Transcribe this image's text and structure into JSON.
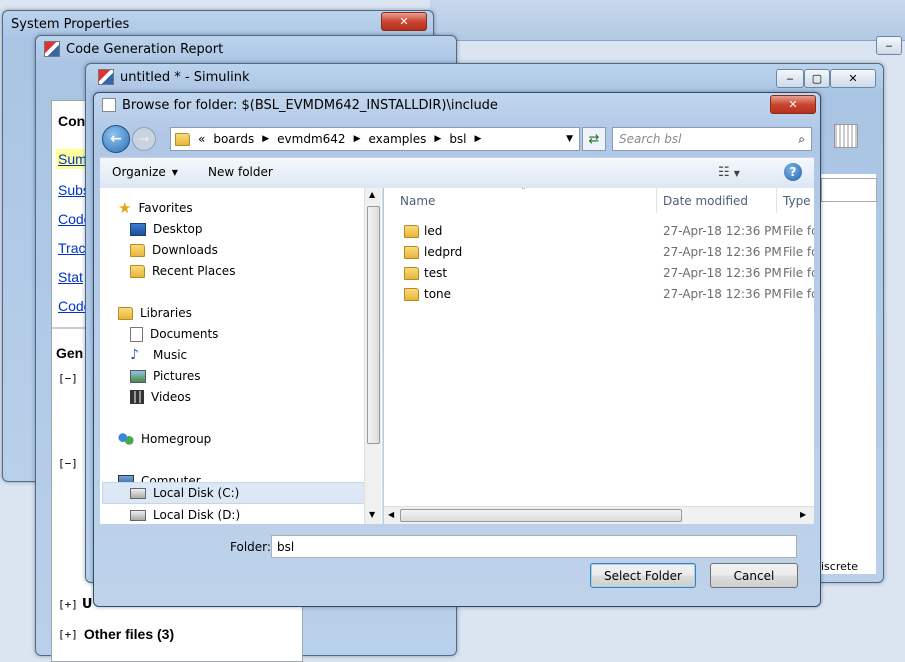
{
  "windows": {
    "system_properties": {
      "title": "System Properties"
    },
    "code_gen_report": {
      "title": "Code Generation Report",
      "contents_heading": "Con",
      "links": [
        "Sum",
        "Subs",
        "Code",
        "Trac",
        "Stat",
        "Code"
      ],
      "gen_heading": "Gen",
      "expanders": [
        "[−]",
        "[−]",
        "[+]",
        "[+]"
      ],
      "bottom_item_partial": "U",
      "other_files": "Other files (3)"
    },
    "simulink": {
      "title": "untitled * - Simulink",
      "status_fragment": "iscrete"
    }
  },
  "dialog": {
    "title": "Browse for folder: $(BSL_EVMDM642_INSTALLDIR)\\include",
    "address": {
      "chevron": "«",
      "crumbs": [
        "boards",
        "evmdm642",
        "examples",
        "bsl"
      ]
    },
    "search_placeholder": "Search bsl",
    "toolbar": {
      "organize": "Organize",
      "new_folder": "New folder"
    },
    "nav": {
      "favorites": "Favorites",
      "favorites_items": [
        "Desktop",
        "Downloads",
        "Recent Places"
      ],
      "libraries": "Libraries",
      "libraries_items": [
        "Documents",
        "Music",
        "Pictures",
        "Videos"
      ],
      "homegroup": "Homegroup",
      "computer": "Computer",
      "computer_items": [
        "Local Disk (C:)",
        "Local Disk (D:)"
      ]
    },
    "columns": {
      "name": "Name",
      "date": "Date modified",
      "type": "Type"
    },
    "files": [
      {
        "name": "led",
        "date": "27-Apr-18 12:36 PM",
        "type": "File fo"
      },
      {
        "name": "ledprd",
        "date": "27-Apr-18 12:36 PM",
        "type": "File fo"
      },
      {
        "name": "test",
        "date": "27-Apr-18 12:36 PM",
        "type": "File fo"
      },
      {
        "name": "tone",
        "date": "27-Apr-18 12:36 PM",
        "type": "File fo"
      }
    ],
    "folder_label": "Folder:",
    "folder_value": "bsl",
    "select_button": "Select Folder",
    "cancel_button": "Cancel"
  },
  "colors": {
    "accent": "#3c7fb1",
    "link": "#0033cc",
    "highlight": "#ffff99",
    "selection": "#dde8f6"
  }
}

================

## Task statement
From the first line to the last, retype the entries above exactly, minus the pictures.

## Completed exercise
Transcribe this image's text and structure into JSON.
{
  "windows": {
    "system_properties": {
      "title": "System Properties"
    },
    "code_gen_report": {
      "title": "Code Generation Report",
      "contents_heading": "Con",
      "links": [
        "Sum",
        "Subs",
        "Code",
        "Trac",
        "Stat",
        "Code"
      ],
      "gen_heading": "Gen",
      "expanders": [
        "[−]",
        "[−]",
        "[+]",
        "[+]"
      ],
      "bottom_item_partial": "U",
      "other_files": "Other files (3)"
    },
    "simulink": {
      "title": "untitled * - Simulink",
      "status_fragment": "iscrete"
    }
  },
  "dialog": {
    "title": "Browse for folder: $(BSL_EVMDM642_INSTALLDIR)\\include",
    "address": {
      "chevron": "«",
      "crumbs": [
        "boards",
        "evmdm642",
        "examples",
        "bsl"
      ]
    },
    "search_placeholder": "Search bsl",
    "toolbar": {
      "organize": "Organize",
      "new_folder": "New folder"
    },
    "nav": {
      "favorites": "Favorites",
      "favorites_items": [
        "Desktop",
        "Downloads",
        "Recent Places"
      ],
      "libraries": "Libraries",
      "libraries_items": [
        "Documents",
        "Music",
        "Pictures",
        "Videos"
      ],
      "homegroup": "Homegroup",
      "computer": "Computer",
      "computer_items": [
        "Local Disk (C:)",
        "Local Disk (D:)"
      ]
    },
    "columns": {
      "name": "Name",
      "date": "Date modified",
      "type": "Type"
    },
    "files": [
      {
        "name": "led",
        "date": "27-Apr-18 12:36 PM",
        "type": "File fo"
      },
      {
        "name": "ledprd",
        "date": "27-Apr-18 12:36 PM",
        "type": "File fo"
      },
      {
        "name": "test",
        "date": "27-Apr-18 12:36 PM",
        "type": "File fo"
      },
      {
        "name": "tone",
        "date": "27-Apr-18 12:36 PM",
        "type": "File fo"
      }
    ],
    "folder_label": "Folder:",
    "folder_value": "bsl",
    "select_button": "Select Folder",
    "cancel_button": "Cancel"
  },
  "colors": {
    "accent": "#3c7fb1",
    "link": "#0033cc",
    "highlight": "#ffff99",
    "selection": "#dde8f6"
  }
}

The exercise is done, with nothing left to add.